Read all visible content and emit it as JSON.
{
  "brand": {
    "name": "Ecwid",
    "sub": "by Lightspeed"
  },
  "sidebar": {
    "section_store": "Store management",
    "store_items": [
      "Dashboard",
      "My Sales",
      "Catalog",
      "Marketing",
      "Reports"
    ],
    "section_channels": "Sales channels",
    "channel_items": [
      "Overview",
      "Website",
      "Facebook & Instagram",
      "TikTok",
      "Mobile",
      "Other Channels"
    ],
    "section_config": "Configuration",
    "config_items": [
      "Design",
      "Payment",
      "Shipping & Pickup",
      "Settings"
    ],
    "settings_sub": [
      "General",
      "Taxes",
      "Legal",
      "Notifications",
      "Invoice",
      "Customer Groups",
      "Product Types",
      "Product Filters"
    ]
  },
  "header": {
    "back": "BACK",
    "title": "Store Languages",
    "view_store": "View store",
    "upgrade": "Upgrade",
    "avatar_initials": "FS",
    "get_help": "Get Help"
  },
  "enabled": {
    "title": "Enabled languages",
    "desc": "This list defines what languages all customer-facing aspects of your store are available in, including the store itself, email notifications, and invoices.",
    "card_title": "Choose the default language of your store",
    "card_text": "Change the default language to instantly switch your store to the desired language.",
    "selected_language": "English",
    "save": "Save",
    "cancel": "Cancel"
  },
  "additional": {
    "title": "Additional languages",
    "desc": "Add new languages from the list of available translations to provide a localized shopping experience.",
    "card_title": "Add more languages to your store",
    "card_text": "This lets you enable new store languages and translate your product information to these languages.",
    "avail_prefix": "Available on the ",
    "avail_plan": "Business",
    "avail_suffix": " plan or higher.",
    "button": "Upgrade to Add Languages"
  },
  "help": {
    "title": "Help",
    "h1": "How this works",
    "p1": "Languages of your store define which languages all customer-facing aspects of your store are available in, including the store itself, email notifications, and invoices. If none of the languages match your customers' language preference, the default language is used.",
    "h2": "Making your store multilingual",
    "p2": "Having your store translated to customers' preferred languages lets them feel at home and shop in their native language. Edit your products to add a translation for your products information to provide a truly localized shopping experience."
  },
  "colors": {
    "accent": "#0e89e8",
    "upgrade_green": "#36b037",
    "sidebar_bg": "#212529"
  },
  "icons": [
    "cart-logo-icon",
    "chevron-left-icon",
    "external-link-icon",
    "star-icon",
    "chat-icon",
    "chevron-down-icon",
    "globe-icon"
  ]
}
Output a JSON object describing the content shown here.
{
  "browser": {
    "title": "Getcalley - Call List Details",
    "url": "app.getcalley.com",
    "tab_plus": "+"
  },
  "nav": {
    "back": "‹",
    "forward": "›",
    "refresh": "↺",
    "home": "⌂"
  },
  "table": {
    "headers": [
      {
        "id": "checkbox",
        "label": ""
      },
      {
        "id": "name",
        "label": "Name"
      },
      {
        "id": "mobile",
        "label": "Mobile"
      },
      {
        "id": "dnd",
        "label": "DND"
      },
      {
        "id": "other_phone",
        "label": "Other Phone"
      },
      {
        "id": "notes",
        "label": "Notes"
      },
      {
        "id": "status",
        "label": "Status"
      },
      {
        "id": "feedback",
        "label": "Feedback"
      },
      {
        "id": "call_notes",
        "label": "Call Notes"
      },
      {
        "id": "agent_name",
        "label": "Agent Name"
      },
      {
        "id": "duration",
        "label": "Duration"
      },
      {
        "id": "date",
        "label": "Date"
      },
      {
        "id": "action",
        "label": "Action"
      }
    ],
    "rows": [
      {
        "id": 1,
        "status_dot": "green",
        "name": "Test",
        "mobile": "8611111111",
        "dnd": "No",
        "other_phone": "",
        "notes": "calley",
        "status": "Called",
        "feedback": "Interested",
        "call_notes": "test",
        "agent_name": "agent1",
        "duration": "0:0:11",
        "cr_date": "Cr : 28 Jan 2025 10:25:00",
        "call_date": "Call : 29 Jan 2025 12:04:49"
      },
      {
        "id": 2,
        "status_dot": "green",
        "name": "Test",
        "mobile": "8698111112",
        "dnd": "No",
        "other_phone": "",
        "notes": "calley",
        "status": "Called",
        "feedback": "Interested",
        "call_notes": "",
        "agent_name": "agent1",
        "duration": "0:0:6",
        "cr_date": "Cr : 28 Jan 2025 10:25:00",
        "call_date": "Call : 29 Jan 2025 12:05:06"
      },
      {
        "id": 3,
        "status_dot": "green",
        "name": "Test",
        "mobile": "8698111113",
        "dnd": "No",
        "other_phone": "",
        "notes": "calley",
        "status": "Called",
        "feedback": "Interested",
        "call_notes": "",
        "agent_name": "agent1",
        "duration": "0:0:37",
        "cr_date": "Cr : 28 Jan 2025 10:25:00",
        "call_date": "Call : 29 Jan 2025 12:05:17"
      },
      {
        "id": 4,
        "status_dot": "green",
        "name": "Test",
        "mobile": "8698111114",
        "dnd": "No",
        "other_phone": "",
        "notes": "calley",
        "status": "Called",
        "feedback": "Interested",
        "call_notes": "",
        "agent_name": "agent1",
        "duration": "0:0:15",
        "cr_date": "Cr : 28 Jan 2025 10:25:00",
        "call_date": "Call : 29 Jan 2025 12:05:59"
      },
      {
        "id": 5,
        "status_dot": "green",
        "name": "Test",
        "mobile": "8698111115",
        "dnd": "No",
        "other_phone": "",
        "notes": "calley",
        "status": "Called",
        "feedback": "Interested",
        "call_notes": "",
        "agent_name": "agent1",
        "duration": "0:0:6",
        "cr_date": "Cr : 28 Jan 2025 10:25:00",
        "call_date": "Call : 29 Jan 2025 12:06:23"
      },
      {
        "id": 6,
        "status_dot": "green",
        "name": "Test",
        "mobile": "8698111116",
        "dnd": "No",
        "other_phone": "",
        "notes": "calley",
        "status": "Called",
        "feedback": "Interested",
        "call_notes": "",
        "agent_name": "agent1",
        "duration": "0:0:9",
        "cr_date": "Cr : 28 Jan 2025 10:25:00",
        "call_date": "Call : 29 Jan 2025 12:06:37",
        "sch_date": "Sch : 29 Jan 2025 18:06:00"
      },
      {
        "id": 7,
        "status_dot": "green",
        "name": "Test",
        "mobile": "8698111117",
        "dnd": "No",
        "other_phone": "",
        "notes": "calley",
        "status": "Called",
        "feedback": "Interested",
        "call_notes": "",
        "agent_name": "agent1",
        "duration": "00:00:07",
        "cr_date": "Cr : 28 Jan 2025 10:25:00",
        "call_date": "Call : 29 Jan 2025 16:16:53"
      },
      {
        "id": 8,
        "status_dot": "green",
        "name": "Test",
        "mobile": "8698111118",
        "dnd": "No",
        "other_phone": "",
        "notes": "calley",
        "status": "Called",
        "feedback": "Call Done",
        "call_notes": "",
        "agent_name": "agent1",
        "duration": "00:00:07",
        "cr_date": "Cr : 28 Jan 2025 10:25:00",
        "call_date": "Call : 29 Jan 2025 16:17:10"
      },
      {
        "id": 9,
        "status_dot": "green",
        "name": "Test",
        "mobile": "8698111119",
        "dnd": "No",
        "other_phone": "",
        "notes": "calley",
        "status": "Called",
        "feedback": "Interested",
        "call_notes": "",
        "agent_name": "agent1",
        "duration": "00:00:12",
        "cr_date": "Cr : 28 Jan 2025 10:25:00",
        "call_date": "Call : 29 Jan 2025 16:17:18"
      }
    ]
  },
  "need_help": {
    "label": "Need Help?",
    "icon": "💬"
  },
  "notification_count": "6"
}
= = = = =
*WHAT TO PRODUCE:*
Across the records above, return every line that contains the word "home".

*RESULT OF THE EXERCISE:*
    "p2": "Having your store translated to customers' preferred languages lets them feel at home and shop in their native language. Edit your products to add a translation for your products information to provide a truly localized shopping experience."
    "home": "⌂"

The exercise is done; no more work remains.